- Literature Cited AboveLegend: View Online Publication
- Koch, J., J. Strange, and P. Williams. 2012. Bumble bees of the western United States. Washington, DC: USDA Forest Service, Pollinator Partnership. 143 p.
- Thorp, R.W., D.S. Horning, and L.L. Dunning. 1983. Bumble bees and cuckoo bumble bees of California (Hymenoptera: Apidae). Bulletin of the California Insect Survey 23:1-79.
- Williams, P., R. Thorp, L. Richardson, and S. Colla. 2014. Bumble Bees of North America. Princeton, NJ. Princeton University Press.
- Additional ReferencesLegend: View Online Publication
Do you know of a citation we're missing?
- Lesica, P., M.T. Lavin, and P.F. Stickney. 2012. Manual of Montana Vascular Plants. Fort Worth, TX: BRIT Press. viii + 771 p.
- Quire, R.L. 2013. The sagebrush steppe of Montana and southeastern Idaho shows evidence of high native plant diversity, stability, and resistance to the detrimental effects of nonnative plant species. M.Sc. Thesis. Bozeman, MT: Montana State University. 124 p.

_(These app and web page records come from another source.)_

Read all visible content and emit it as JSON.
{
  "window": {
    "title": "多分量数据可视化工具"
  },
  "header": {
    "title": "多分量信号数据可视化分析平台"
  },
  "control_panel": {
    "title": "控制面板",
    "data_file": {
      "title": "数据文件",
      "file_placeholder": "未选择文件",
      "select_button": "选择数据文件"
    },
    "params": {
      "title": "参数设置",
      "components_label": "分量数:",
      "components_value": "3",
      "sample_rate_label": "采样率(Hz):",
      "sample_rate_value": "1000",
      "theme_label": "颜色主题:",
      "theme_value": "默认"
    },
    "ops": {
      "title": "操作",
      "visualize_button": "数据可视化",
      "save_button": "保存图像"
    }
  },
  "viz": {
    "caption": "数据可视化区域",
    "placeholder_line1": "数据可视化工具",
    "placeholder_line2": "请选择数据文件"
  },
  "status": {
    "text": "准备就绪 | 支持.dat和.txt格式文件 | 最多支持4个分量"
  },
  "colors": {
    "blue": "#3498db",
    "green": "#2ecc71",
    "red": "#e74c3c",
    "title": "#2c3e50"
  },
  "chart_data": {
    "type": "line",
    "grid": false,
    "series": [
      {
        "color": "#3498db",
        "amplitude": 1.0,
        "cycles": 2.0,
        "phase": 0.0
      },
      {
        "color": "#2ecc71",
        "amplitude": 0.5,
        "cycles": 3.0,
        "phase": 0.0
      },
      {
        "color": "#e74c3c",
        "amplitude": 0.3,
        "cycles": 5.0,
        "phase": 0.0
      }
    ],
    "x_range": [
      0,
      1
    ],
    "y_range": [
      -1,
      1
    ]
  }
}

- Reveal, J.L. and C.R. Bjork. 2004. Eriogonum soliceps (Polygonaceae: Eriogonoideae), a new species from east-central Idaho and southwestern Montana. Brittonia 56(4): 295-298.